A group of loggerhead turtles on the beach. (Photo courtesy of Ohio State University’s Ohio Certified Volunteer Naturalist webpage, http://ocvn.osu.edu)
It happens every year from July through October along the coast of North Carolina. After dusk, thousands of baby loggerhead sea turtles hatch from eggs after months of developing in sand-covered nests on the beach. After these fresh turtles emerge from nests that average about 100 eggs, instinct tells them to head for the safety of the Atlantic shore, using moonlight over the ocean’s horizon as their guide.
Unfortunately, not every newly hatched turtle is lucky enough to make it to water. Manufactured sources of light from beachfront property, streetlights, car lights and campfires can turn hatchlings around in the wrong direction. This disorientation can signal doom for hatchlings, who must avoid such predators as seagulls, ghost crabs, raccoons and dogs in order to survive. Disorientation is a leading contribution to why experts estimate that only one in 1,000 hatchlings will reach adulthood. As a result, loggerhead sea turtles have been on the endangered species list since 1978.
A newly hatched loggerhead easily fits in the palm of a hand. (Photo courtesy of http://oceana.org/)
Thankfully, for many of these shelled creatures, volunteers at the North Carolina Sea Turtle Project monitor and guide hatchlings to help ensure they make it to water. The volunteers also round up weak hatchlings and stragglers, and deliver them to North Carolina Wildlife Resources Commission‘s Division of Wildlife Management staff, who care for these endangered animals until they are strong enough to be released back into the wild.
As part of its accreditation through the Association of Zoos and Aquariums, Newport Aquarium has participated in the North Carolina Sea Turtle Project since 2003. Each October, husbandry staffers from Newport Aquarium and other AZA accredited institutions from across the United States meet in The Tar Heel State and work with local marine biologists to release sea turtles into the ocean. Upon a successful release trip, each participating institution is given at least one young hatchling to foster typically for a year.
On Oct. 17, 2013, Newport Aquarium biologist Jen Hazeres and water quality specialist Cameo VonStrohe released Freedom, a loggerhead sea turtle, and 17 other sea turtles into the warm waters of the Gulf Stream 36 miles off the coast of North Carolina.
Following a successful release mission, Hazeres and VonStrohe did not return empty-handed.
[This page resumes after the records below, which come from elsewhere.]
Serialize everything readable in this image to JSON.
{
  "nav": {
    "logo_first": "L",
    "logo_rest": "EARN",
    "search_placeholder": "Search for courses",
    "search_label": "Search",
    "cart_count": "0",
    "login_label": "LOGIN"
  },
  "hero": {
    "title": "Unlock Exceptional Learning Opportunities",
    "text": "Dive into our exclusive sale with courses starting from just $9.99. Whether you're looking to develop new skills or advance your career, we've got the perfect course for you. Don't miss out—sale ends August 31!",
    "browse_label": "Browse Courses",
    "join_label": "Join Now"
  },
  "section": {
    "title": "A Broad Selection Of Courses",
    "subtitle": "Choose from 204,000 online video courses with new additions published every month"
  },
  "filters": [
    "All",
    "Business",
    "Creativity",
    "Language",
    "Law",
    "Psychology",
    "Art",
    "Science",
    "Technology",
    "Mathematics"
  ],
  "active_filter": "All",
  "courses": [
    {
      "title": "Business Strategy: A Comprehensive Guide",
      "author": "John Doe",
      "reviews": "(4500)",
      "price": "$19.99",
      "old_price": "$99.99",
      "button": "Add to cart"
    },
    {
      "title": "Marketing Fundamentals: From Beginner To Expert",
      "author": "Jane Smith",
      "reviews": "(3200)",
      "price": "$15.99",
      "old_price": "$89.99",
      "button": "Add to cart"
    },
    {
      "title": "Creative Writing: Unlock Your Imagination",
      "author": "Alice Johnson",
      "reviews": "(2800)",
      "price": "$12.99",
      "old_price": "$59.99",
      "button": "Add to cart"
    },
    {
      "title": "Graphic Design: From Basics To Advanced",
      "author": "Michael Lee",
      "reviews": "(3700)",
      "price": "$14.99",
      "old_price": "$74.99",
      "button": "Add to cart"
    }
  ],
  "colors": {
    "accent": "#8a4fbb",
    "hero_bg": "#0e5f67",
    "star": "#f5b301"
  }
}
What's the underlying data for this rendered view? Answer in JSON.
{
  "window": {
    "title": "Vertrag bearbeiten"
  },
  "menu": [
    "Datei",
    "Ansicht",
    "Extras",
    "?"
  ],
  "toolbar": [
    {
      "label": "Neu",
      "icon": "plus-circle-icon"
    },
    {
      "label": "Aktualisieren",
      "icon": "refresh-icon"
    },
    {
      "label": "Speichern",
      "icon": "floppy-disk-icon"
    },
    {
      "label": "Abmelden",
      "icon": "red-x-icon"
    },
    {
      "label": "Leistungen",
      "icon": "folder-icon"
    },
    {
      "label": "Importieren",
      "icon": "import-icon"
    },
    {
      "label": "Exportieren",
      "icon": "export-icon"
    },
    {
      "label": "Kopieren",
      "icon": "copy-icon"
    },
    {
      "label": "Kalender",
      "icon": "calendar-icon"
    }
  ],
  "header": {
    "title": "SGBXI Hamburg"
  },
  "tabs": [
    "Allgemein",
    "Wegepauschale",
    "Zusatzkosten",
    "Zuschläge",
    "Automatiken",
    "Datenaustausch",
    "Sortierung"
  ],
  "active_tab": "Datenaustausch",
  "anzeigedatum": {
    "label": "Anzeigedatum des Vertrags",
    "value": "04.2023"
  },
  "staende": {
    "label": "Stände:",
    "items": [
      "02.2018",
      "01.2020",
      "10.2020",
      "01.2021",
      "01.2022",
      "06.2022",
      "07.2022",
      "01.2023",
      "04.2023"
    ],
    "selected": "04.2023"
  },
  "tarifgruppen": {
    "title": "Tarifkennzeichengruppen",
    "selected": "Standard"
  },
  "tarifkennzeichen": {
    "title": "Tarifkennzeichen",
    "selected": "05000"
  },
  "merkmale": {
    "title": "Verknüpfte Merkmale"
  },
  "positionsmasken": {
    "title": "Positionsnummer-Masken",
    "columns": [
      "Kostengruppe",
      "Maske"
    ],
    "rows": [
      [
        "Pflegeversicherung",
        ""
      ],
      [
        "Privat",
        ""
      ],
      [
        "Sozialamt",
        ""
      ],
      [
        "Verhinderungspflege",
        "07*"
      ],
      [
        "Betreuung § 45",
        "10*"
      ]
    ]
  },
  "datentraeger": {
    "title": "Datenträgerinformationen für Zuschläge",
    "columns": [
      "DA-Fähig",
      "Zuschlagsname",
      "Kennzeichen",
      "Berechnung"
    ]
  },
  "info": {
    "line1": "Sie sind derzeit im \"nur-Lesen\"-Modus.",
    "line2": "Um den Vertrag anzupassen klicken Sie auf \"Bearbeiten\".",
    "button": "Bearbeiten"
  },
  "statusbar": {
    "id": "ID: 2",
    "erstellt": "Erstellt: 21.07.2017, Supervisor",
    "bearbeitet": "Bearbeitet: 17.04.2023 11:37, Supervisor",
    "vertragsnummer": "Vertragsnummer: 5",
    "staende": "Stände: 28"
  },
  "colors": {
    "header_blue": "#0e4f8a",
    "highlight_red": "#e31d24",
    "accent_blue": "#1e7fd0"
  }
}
The Sea Turtle Project folks gave them a seven-week-old female loggerhead to foster and nurture at Newport Aquarium.
The young loggerhead was hatched at the beginning of August in Emerald Isle, N.C., and was no larger than the size of a 50-cent piece when she was given to Hazeres and VonStrohe. During her initial veterinarian visit at a North Carolina animal facility on Aug. 8, 2013, she was weighed at 54 grams, which is less than the weight of 11 nickels.
A closeup of Newport Aquarium’s new baby loggerhead from Dec. 17, 2013.
Before heading back to Newport, Hazeres and VonStrohe lubricated the tiny loggerhead’s shell, and gave her eye drops to keep them moist during the car ride. Hazeres and VonStrohe loaded up their truck and transported the female loggerhead in a small C3 sterile container back to the aquarium. The container was covered to help keep the loggerhead warm and calm.
“And so she wouldn’t have to hear Cameo and I sing,” Hazeres joked of the drive back from North Carolina to Newport, Ky.
Visit Newport Aquarium’s official blog – aquariumworks.org – every Tuesday to receive updates on the baby sea turtle’s progress through its journey of survival.